The last type of modification is the simplest one; it allows the design professional to require minor changes in the work. The EJCDC document refers to this type of modification as a Field Work Order, and the AIA document refers to it as a Minor Changes in the Work Order. The purpose of this type of modification is to allow the design professional to order minor changes that are consistent with the original design. They are not intended to enable the design professional to add or delete scope to the project.
In the EJCDC C-700 document, a Field Work Order is defined in Paragraph 9.04.A.
Engineer may authorize minor variations in the Work from the requirements of the Contract Documents which do not involve an adjustment in the Contract Price or the Contract Times and are compatible with the design concept of the completed Project as a functioning whole as indicated by the Contract Documents. These may be accomplished by a Field Order and will be binding on Owner and also on Contractor, who shall perform the Work involved promptly.
The AIA A201 document defines Minor Changes in the Work in Section 7.4.
The Architect has the authority to order minor changes in the Work not involving adjustment in the Contract Sum or extension of the Contract Time and not inconsistent with the intent of the Contract Documents. Such changes will be effected by written order signed by the Architect and shall be binding on the Owner and Contractor.
The Field Work Order in the EJCDC C-700 document and the Minor Changes in the Work Order in the AIA A-201 document effectively operate the same way. They give the design professional the authority to order changes to the work, but only to the extent that these orders do not affect price or time. Further, the design professional can issue these orders without approval by the owner and/or agreement by the contractor.

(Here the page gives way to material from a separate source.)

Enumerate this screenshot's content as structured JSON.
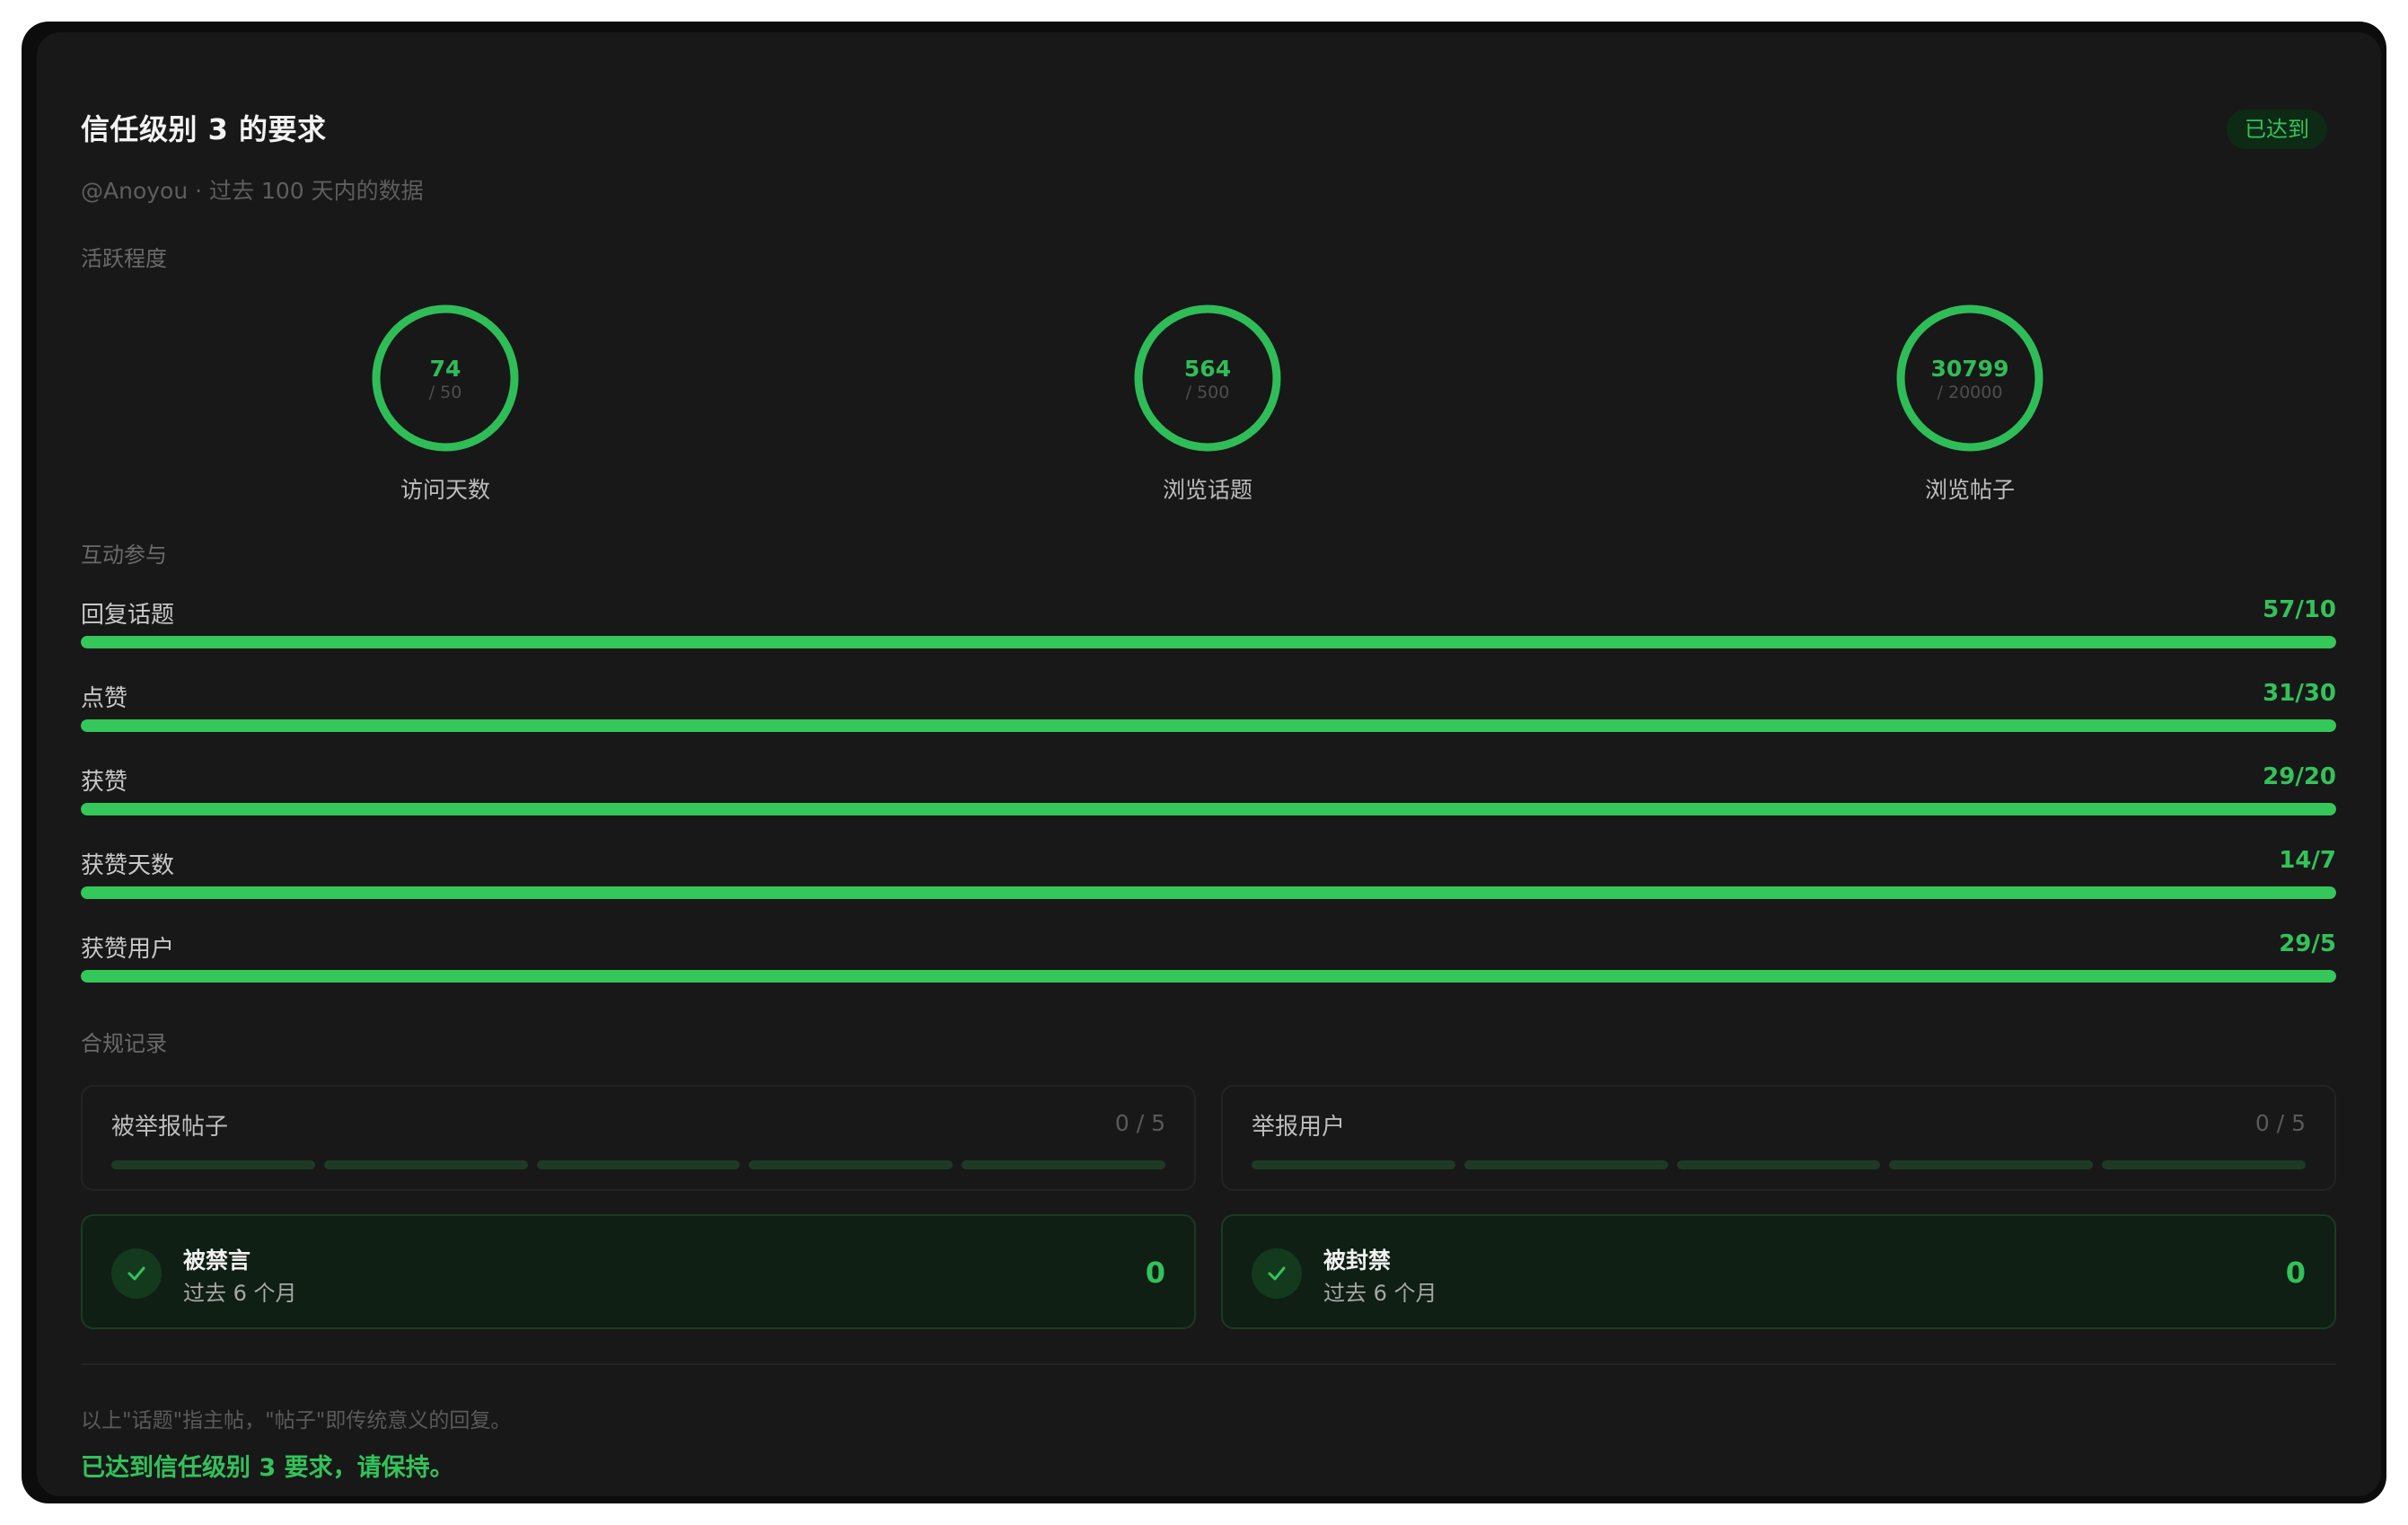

It is possible that a contractor may disagree that the Field Work Order or Minor Changes in the Work Order do not impact time or price. If a contractor believes that he or she is entitled to either time or money for this type of order, the contractor should raise this issue at the time the order is issued and not after the work is performed. Most standard contracts do not give the design professional the authority to act on behalf of the owner without owner approval. More importantly, under Ohio law and on public projects, the contractor would likely be barred from recovery without prior approval by the owner.